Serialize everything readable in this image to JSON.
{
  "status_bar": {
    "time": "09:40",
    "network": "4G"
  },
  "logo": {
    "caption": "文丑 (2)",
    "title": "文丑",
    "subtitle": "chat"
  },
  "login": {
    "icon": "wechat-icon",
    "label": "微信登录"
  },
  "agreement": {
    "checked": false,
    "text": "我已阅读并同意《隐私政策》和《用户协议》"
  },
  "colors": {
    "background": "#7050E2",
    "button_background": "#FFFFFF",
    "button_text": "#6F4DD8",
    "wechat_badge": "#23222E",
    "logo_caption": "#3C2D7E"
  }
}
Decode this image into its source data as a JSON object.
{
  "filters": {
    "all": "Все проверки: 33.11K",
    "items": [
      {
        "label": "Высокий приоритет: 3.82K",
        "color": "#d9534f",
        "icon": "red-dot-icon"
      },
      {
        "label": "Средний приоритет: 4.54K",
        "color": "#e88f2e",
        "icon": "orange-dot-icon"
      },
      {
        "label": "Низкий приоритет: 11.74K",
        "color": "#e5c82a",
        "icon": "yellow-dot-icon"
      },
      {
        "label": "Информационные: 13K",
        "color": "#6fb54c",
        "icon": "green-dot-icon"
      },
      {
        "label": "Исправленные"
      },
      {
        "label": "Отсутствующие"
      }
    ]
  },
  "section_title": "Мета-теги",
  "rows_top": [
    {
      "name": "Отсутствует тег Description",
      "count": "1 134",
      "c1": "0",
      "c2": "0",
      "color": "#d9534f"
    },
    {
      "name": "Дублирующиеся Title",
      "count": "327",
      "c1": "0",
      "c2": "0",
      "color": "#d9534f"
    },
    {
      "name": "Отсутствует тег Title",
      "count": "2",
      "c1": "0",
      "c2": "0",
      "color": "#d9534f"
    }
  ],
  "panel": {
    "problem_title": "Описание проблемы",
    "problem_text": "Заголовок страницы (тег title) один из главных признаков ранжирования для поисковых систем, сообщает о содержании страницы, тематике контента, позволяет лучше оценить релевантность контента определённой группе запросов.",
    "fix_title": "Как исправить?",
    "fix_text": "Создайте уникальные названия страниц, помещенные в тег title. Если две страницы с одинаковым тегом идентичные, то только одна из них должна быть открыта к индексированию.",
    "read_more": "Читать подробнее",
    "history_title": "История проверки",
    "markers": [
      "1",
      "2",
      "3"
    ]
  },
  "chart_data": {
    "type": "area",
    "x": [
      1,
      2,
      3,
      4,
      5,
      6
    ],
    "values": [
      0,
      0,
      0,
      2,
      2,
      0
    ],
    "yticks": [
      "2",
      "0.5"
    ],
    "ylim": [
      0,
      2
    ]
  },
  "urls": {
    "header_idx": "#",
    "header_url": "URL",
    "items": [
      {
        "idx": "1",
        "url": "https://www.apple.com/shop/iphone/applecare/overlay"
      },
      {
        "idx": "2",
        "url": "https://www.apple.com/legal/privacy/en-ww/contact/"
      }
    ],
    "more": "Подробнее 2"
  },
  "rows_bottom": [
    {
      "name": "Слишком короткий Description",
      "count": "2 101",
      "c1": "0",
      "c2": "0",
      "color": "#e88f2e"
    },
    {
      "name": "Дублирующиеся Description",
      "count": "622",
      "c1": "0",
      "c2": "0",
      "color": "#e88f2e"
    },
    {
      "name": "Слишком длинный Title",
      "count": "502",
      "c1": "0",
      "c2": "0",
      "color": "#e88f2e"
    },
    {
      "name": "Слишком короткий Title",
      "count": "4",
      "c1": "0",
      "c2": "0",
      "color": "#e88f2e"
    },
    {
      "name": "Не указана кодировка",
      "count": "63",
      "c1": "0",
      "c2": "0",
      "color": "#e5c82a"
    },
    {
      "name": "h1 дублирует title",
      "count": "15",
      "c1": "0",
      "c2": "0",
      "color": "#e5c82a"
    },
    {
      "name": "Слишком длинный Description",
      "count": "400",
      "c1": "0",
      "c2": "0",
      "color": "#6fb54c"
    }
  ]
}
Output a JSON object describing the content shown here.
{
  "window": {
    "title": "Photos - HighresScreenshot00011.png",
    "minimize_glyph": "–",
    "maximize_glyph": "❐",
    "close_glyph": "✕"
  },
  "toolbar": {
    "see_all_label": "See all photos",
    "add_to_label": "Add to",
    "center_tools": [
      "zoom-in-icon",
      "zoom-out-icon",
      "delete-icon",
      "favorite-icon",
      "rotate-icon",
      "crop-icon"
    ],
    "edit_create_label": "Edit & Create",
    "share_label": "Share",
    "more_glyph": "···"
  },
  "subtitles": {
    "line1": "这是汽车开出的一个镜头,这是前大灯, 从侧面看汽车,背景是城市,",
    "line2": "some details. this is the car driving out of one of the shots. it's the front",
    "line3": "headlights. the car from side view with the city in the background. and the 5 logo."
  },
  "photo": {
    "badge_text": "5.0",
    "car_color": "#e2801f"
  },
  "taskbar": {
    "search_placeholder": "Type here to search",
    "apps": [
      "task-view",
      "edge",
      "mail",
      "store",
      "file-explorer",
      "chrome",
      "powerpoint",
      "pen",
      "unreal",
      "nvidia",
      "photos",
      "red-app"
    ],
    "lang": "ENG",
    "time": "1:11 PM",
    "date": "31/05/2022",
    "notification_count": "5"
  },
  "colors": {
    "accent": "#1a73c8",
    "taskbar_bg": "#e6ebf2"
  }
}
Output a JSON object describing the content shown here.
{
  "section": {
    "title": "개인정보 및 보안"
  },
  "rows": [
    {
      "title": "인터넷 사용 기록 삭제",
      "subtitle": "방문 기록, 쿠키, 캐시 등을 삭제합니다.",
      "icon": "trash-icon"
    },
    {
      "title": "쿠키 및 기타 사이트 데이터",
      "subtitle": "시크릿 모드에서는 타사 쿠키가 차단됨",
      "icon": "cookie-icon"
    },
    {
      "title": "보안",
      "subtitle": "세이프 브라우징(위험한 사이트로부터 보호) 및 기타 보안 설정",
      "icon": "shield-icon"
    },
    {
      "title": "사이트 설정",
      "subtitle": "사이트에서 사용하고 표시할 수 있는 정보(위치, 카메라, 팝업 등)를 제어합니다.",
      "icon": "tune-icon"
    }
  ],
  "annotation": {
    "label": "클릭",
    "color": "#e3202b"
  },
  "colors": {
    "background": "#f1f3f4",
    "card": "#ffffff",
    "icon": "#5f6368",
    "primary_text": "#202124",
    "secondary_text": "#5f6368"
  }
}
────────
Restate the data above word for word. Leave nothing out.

Serialize everything readable in this image to JSON.
{
  "status_bar": {
    "time": "09:40",
    "network": "4G"
  },
  "logo": {
    "caption": "文丑 (2)",
    "title": "文丑",
    "subtitle": "chat"
  },
  "login": {
    "icon": "wechat-icon",
    "label": "微信登录"
  },
  "agreement": {
    "checked": false,
    "text": "我已阅读并同意《隐私政策》和《用户协议》"
  },
  "colors": {
    "background": "#7050E2",
    "button_background": "#FFFFFF",
    "button_text": "#6F4DD8",
    "wechat_badge": "#23222E",
    "logo_caption": "#3C2D7E"
  }
}
Decode this image into its source data as a JSON object.
{
  "filters": {
    "all": "Все проверки: 33.11K",
    "items": [
      {
        "label": "Высокий приоритет: 3.82K",
        "color": "#d9534f",
        "icon": "red-dot-icon"
      },
      {
        "label": "Средний приоритет: 4.54K",
        "color": "#e88f2e",
        "icon": "orange-dot-icon"
      },
      {
        "label": "Низкий приоритет: 11.74K",
        "color": "#e5c82a",
        "icon": "yellow-dot-icon"
      },
      {
        "label": "Информационные: 13K",
        "color": "#6fb54c",
        "icon": "green-dot-icon"
      },
      {
        "label": "Исправленные"
      },
      {
        "label": "Отсутствующие"
      }
    ]
  },
  "section_title": "Мета-теги",
  "rows_top": [
    {
      "name": "Отсутствует тег Description",
      "count": "1 134",
      "c1": "0",
      "c2": "0",
      "color": "#d9534f"
    },
    {
      "name": "Дублирующиеся Title",
      "count": "327",
      "c1": "0",
      "c2": "0",
      "color": "#d9534f"
    },
    {
      "name": "Отсутствует тег Title",
      "count": "2",
      "c1": "0",
      "c2": "0",
      "color": "#d9534f"
    }
  ],
  "panel": {
    "problem_title": "Описание проблемы",
    "problem_text": "Заголовок страницы (тег title) один из главных признаков ранжирования для поисковых систем, сообщает о содержании страницы, тематике контента, позволяет лучше оценить релевантность контента определённой группе запросов.",
    "fix_title": "Как исправить?",
    "fix_text": "Создайте уникальные названия страниц, помещенные в тег title. Если две страницы с одинаковым тегом идентичные, то только одна из них должна быть открыта к индексированию.",
    "read_more": "Читать подробнее",
    "history_title": "История проверки",
    "markers": [
      "1",
      "2",
      "3"
    ]
  },
  "chart_data": {
    "type": "area",
    "x": [
      1,
      2,
      3,
      4,
      5,
      6
    ],
    "values": [
      0,
      0,
      0,
      2,
      2,
      0
    ],
    "yticks": [
      "2",
      "0.5"
    ],
    "ylim": [
      0,
      2
    ]
  },
  "urls": {
    "header_idx": "#",
    "header_url": "URL",
    "items": [
      {
        "idx": "1",
        "url": "https://www.apple.com/shop/iphone/applecare/overlay"
      },
      {
        "idx": "2",
        "url": "https://www.apple.com/legal/privacy/en-ww/contact/"
      }
    ],
    "more": "Подробнее 2"
  },
  "rows_bottom": [
    {
      "name": "Слишком короткий Description",
      "count": "2 101",
      "c1": "0",
      "c2": "0",
      "color": "#e88f2e"
    },
    {
      "name": "Дублирующиеся Description",
      "count": "622",
      "c1": "0",
      "c2": "0",
      "color": "#e88f2e"
    },
    {
      "name": "Слишком длинный Title",
      "count": "502",
      "c1": "0",
      "c2": "0",
      "color": "#e88f2e"
    },
    {
      "name": "Слишком короткий Title",
      "count": "4",
      "c1": "0",
      "c2": "0",
      "color": "#e88f2e"
    },
    {
      "name": "Не указана кодировка",
      "count": "63",
      "c1": "0",
      "c2": "0",
      "color": "#e5c82a"
    },
    {
      "name": "h1 дублирует title",
      "count": "15",
      "c1": "0",
      "c2": "0",
      "color": "#e5c82a"
    },
    {
      "name": "Слишком длинный Description",
      "count": "400",
      "c1": "0",
      "c2": "0",
      "color": "#6fb54c"
    }
  ]
}
Output a JSON object describing the content shown here.
{
  "window": {
    "title": "Photos - HighresScreenshot00011.png",
    "minimize_glyph": "–",
    "maximize_glyph": "❐",
    "close_glyph": "✕"
  },
  "toolbar": {
    "see_all_label": "See all photos",
    "add_to_label": "Add to",
    "center_tools": [
      "zoom-in-icon",
      "zoom-out-icon",
      "delete-icon",
      "favorite-icon",
      "rotate-icon",
      "crop-icon"
    ],
    "edit_create_label": "Edit & Create",
    "share_label": "Share",
    "more_glyph": "···"
  },
  "subtitles": {
    "line1": "这是汽车开出的一个镜头,这是前大灯, 从侧面看汽车,背景是城市,",
    "line2": "some details. this is the car driving out of one of the shots. it's the front",
    "line3": "headlights. the car from side view with the city in the background. and the 5 logo."
  },
  "photo": {
    "badge_text": "5.0",
    "car_color": "#e2801f"
  },
  "taskbar": {
    "search_placeholder": "Type here to search",
    "apps": [
      "task-view",
      "edge",
      "mail",
      "store",
      "file-explorer",
      "chrome",
      "powerpoint",
      "pen",
      "unreal",
      "nvidia",
      "photos",
      "red-app"
    ],
    "lang": "ENG",
    "time": "1:11 PM",
    "date": "31/05/2022",
    "notification_count": "5"
  },
  "colors": {
    "accent": "#1a73c8",
    "taskbar_bg": "#e6ebf2"
  }
}
Output a JSON object describing the content shown here.
{
  "section": {
    "title": "개인정보 및 보안"
  },
  "rows": [
    {
      "title": "인터넷 사용 기록 삭제",
      "subtitle": "방문 기록, 쿠키, 캐시 등을 삭제합니다.",
      "icon": "trash-icon"
    },
    {
      "title": "쿠키 및 기타 사이트 데이터",
      "subtitle": "시크릿 모드에서는 타사 쿠키가 차단됨",
      "icon": "cookie-icon"
    },
    {
      "title": "보안",
      "subtitle": "세이프 브라우징(위험한 사이트로부터 보호) 및 기타 보안 설정",
      "icon": "shield-icon"
    },
    {
      "title": "사이트 설정",
      "subtitle": "사이트에서 사용하고 표시할 수 있는 정보(위치, 카메라, 팝업 등)를 제어합니다.",
      "icon": "tune-icon"
    }
  ],
  "annotation": {
    "label": "클릭",
    "color": "#e3202b"
  },
  "colors": {
    "background": "#f1f3f4",
    "card": "#ffffff",
    "icon": "#5f6368",
    "primary_text": "#202124",
    "secondary_text": "#5f6368"
  }
}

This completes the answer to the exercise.